- Just do. This is the big one. Don’t wait for perfection – just try things and improve as you go.
- Be transparent. I’ve really appreciated how Wettrick opened a window into his class and let the world see his work. I used to try to keep my blog separate from my actual work life, worrying about what students, colleagues, and administrators would think if they found it. But maybe a bit of transparency and vulnerability is a good thing moving forward.
- Life skills supersede academic skills. I’m not saying that academics are unimportant — but the goal should be to prepare learners for life, not just more academics. Situations where students have to take initiative, problem identify, be creative, etc., can go much further in the long run for preparing for life than just grade-based academia.
- Passions matter – but so does bringing value to others. Help kids learn that they’ll go so much farther in life if they can see how helping others is beneficial for everyone, themselves included.
- Foster failure. I think this is my favorite. It doesn’t mean to shoot kids down or crush their dreams – but put them in a position to fail quickly, and then help them learn from it! Failure is a fact of life. It doesn’t go away just because it’s uncomfortable. So help kids encounter failure in a safe environment. And then help them pick themselves back up and move on.
I could probably go on, but I think it’s best just to leave it at that and let you explore more for yourself if you want. If any of this has piqued your interest, check out his StartEdUp podcast, the StartEdUp facebook group, twitter (@DonWettrick), or the StartEdUp Innovation website.

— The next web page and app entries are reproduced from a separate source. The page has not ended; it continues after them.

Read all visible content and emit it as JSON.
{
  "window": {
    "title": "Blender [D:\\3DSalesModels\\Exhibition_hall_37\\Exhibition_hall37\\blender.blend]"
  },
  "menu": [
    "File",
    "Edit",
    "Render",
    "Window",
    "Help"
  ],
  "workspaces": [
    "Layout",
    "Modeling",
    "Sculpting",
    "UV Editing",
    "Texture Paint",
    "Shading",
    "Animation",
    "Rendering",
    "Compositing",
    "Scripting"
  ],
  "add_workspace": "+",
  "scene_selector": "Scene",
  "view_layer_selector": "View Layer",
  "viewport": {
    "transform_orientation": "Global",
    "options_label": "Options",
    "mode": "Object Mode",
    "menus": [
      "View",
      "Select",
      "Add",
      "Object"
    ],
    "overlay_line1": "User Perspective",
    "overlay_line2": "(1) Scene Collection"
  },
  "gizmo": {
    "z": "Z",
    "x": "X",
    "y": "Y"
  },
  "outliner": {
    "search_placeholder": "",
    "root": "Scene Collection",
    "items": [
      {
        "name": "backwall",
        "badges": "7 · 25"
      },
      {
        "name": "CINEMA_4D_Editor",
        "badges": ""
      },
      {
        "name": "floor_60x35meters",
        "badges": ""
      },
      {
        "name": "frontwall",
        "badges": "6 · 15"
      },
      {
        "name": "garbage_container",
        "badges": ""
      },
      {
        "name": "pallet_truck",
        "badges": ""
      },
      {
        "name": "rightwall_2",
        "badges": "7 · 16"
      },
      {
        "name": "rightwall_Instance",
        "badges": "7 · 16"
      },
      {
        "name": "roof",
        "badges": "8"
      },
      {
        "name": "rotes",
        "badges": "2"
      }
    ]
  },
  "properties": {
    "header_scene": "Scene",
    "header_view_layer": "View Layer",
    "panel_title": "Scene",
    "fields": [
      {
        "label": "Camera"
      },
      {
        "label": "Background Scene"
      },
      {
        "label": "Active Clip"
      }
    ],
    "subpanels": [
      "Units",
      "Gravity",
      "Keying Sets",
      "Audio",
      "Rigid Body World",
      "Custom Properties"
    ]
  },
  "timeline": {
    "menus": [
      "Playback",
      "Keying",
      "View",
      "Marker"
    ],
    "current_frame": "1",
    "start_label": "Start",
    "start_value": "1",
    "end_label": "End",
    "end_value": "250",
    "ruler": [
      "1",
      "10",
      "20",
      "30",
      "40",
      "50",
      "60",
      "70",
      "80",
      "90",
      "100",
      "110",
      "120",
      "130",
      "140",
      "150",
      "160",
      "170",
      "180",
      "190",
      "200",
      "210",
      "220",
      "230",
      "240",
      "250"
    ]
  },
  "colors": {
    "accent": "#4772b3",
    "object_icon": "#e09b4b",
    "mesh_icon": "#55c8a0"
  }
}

I don’t know where this going for me. I think there are a few more twists and turns in store for my career that I still can’t see yet, and I’m still wondering where I’ll land when the dust settles. But now this year will forever be on my resume and part of my story, and it’s crazy to think where that might take me.